Fracking-induced earthquakes possible in these Canadian regions, study says
Fracking, geothermal energy extraction, and underground carbon storage all have the potential to induce seismic activity in B.C. and Alberta.
In March 2018, earthquakes caused numerous disruptions across Alberta — the power went out in parts of Sylvan Lake and homes in Red Deer shook as tremors travelled through the ground. This is a familiar phenomenon in parts of Western Canada and Alberta Energy Regulator later confirmed the seismic activity was caused by nearby hydraulic fracturing, or fracking.
Fracking is an oil and natural gas extraction process that can cause seismic activity and researchers from the University of Waterloo have now mapped the areas that are most likely to see fracking-induced earthquakes.
“We are trying to better understand and therefore better predict the phenomenon of induced seismicity during sub-surface engineering processes,” Maurice Dusseault, a professor of engineering geology at the University of Waterloo, said in a press release.
The map shows earthquakes related to hydraulic fracture. Major earthquakes are represented with red and white graphics. (Scientific Reports, 2022, 12:11551)
Essentially, the researchers have provided a deeper understanding of the risk the oil industry’s extraction practices — as well as some newer methods of putting carbon back into the ground — pose for the region.
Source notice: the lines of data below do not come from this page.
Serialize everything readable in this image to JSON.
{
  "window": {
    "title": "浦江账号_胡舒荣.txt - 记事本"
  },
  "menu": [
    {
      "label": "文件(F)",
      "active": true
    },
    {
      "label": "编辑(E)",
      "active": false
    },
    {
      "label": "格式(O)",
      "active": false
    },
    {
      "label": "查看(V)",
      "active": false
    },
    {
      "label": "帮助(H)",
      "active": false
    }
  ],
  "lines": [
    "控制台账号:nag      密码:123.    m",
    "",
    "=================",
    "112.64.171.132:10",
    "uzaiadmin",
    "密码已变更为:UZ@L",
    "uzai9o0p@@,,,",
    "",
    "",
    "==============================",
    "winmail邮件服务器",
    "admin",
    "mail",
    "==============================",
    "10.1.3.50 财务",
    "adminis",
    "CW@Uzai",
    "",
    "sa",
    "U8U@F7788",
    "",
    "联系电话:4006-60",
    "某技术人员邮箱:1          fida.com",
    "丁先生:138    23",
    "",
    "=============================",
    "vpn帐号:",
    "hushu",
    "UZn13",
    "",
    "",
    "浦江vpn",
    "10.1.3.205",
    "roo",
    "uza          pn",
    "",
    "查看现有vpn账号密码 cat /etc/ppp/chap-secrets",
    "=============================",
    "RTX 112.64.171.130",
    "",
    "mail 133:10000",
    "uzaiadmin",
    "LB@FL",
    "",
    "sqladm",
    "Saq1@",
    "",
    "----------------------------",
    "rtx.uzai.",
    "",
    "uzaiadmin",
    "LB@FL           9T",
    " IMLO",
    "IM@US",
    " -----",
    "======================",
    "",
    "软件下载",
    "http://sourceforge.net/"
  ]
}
The area analyzed in their study, a 130,000 km2 section of western Alberta and northeastern British Columbia, is home to some of the world’s largest petroleum and natural gas reserves and is where most Canadian fracking activity occurs.
Areas in Western Canada have experienced some of the most intense fracking-induced earthquakes that have been reported worldwide. Recently, a 4.2 magnitude quake struck near Fort St. John, B.C. on November 30, 2018 and dozens reported light shaking. Based on the rapid change in underground pore pressure, the study concluded that fracking triggered this quake in Fort St. John.
The researchers revealed that this region will continue to face the risk of fracking-induced earthquakes in the coming years. “Injection-induced seismicity in this region has been increasing since 2010, as well as the rate of seismicity,” Ali Yaghoubi, study lead author and PhD candidate at the University of Waterloo, told The Weather Network.
Medic trucks at entrance of fracking site in northern British Columbia, Canada. (Aaron Black/ The Image Bank/ Getty Images)
Fracking involves injecting a pressurized mixture of water, sand, and chemicals far below the Earth’s surface to break up the rock formation. The sand helps the rock fractures stay open, which allows natural gas to escape and travel through a pipe up to the surface where it can be used for energy.
Fracking is related to seismic activity because injecting fluid deep into the ground can destabilize fractures in the Earth’s crust and affect other aspects of the rock formation, such as pore pressure and areas of accumulated stress. Eventually, the stress can become too high and force tectonic plates to quickly slide past each. Waves of energy then travel through the crust, resulting in an earthquake and shaking that can be felt on the surface.
Watch: Scientists look to Earth’s interior for future carbon capture research
In addition to seismicity concerns, fracking processes are energy-intensive and in some instances have contaminated underground water with dangerous toxins and cancer-causing chemicals. Numerous multi-million dollar settlements have been paid out in the U.S. as a result of fracking activity that led to contamination of private properties and sickness in the occupants.
Environmentalists say that drilling for natural gas, a source of methane and carbon dioxide, is not a viable option as a future energy resource in a warming world. However, some sustainable strategies also involve injecting fluids underground, which could impact the stability of the Earth’s crust, namely geothermal energy extraction and underground carbon storage.
“Any injection project like geothermal and carbon sequestration is the same process. When you inject fluid, you change the stress and the pore pressure. So, if there is a fault in this region, it might be reactivated,” said Yaghoubi.
Grande Prairie, Alta. is home to Alberta No.1 Geothermal Project, which generates 10 megawatts of energy annually while offsetting over 97,000 tonnes of carbon dioxide. The study found that even though over 700 multistage hydraulic fracturing operations have occurred in the region, this city is in an area that is “far less prone” to experiencing significant levels of induced seismicity.
Yaghoubi explained that the research team’s analysis confirmed that the seismic stations have not detected earthquake activity from Grand Prairie drilling, which bolsters the reliability of using this region’s rock formations for geothermal energy extraction.
The researchers conclude that the map and study findings can be used for planning future underground energy extraction projects and wastewater disposal, which is essential knowledge as sustainable initiatives look to expand carbon sequestration and geothermal energy in Canada.
Thumbnail image: Drone view of a fracking rig pad in the U.S. (Joey Ingelhart/ iStock /Getty Images Plus)